Recently, I made some side hold down clamps like the ones David Fletcher made. See this thread "Fletcher" Hold Down Clamps. Many times, that is all that would be needed to keep your workpiece in place but when you also need the normal clamps or two sided tape to prevent the workpiece from doing any lifting, would a strip of rubber attached on the end of the side holding clamps cause enough friction to prevent lift so an additional method of holding the workpiece could be eliminated?
Rubber would allow the part to move a bit. That may be fine for some people.
I’ve thought about just adding an angle to the end to also act as a hold-down. It needs to be thicker than the work piece, though.
I think there would be enough friction to hold the piece in place…it should be worth a try!
You can always add 60 or 80 grit PSA sandpaper to the edge of the clamp where it makes contact with the workpiece. This will give an extra bite into the edge of the workpiece. I would use PSA sandpaper before using any kind of rubber. The rubber can flex and could still allow the workpiece to slide over it.
Also a downcut bit will force the workpiece down towards the table surface, but an Upcut bit will have a tendency to lift the workpiece up and off of the table. Just food for thought
Michael, that’s a great idea! I never thought about PSA Sandpaper. As a woodworker, I have a ton of it and a lot of what I have has a sticky back!.

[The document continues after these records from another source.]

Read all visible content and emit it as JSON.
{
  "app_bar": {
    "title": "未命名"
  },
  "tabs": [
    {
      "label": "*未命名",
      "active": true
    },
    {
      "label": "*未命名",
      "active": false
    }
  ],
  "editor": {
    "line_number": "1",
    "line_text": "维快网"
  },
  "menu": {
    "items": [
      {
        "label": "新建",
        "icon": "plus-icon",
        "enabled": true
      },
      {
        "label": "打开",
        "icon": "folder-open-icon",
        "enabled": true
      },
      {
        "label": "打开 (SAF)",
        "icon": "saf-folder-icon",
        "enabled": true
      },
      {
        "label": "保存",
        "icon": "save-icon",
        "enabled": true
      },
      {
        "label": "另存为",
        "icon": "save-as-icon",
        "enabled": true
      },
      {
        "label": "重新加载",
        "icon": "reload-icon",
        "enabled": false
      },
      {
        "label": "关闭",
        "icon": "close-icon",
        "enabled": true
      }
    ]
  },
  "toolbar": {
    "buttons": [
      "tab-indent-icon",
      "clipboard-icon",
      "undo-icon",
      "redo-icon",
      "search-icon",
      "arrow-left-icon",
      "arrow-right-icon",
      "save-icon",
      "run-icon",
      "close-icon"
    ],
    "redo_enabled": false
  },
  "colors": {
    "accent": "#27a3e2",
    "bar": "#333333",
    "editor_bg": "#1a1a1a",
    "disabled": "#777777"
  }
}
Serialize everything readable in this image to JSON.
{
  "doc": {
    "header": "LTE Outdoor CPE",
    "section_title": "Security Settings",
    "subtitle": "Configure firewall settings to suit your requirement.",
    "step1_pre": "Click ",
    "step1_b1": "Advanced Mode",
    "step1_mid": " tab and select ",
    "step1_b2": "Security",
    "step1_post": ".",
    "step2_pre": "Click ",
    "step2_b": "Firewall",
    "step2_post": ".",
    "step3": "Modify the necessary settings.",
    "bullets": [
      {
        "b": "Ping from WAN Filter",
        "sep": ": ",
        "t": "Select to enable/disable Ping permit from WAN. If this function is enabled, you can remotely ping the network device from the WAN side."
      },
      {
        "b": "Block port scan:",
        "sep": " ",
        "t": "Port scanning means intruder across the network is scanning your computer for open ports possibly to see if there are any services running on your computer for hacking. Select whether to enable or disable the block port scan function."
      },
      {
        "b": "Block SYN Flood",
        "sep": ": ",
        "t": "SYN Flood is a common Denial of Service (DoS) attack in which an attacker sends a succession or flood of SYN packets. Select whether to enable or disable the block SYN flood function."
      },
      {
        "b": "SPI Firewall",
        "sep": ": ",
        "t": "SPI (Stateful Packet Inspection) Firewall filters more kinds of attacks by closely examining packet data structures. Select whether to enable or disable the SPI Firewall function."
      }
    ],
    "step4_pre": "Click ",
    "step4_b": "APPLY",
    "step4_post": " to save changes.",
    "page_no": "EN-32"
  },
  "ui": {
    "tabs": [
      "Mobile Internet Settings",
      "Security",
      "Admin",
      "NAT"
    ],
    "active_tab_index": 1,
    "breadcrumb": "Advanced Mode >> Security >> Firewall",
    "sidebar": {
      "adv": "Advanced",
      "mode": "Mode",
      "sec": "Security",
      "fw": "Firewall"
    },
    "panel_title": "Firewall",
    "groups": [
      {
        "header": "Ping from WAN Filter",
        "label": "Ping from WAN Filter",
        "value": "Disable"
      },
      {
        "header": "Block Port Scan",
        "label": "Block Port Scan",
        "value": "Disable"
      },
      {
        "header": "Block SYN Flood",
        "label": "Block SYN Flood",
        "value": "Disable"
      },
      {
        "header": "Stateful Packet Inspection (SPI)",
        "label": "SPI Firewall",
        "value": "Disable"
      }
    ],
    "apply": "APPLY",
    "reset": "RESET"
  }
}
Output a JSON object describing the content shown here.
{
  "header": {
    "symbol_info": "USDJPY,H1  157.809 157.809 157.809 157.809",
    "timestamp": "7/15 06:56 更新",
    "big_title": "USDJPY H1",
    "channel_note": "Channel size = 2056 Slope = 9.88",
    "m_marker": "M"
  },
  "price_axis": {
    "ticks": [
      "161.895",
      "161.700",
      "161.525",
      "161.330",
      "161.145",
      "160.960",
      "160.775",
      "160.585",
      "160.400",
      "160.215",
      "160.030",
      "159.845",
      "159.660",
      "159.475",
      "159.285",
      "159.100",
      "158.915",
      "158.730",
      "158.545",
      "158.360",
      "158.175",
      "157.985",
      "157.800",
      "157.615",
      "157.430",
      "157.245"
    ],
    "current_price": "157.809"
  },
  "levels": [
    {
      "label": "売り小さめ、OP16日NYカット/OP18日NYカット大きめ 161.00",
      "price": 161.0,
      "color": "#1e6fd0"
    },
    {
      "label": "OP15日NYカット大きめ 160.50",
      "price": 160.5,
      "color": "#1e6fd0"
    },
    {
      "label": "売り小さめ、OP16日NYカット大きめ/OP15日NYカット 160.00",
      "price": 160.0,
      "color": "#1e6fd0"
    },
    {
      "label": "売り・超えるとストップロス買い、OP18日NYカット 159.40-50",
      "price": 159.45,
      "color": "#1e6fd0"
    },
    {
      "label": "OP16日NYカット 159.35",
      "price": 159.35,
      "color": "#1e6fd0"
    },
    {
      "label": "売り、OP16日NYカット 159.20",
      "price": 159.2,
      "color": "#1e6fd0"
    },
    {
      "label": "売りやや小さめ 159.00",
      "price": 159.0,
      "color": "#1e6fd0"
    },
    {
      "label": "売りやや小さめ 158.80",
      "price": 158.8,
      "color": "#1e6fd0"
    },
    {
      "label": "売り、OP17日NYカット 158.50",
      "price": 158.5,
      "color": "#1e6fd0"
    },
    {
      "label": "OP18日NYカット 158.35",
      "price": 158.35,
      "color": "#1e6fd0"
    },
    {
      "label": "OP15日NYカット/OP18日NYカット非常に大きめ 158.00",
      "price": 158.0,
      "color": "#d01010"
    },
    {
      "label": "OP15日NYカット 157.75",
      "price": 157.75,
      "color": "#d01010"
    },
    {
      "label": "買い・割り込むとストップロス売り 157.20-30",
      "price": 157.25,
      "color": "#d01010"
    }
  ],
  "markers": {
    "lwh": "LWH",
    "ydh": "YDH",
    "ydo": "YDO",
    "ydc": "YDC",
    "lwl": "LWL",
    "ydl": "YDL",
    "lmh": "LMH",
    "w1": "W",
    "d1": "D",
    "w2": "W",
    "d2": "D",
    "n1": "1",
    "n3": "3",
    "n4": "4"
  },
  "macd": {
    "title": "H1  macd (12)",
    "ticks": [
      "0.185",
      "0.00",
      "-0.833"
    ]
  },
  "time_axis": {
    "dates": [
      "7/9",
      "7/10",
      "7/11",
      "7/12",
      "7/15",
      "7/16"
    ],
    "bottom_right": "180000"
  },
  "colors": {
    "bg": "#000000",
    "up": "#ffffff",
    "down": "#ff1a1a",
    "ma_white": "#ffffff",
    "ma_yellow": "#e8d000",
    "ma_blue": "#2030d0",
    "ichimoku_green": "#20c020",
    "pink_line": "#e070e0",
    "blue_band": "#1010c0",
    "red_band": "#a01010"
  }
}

I’ve just tried using sandpaper on a side clamp and can confirm it works very well on softer materials like wood, wax etc. Not tried on metals.
Glad you like it. I apply PSA sandpaper to most of my fences as well. The fences that do not need anything sliding across them while machining. Such as the miter gauge on my table saw and the fence on the drill press. The sandpaper really helps the workpiece stay put.
Sandpaper also works nice for clamping Cauls. The caul does not slide around as much.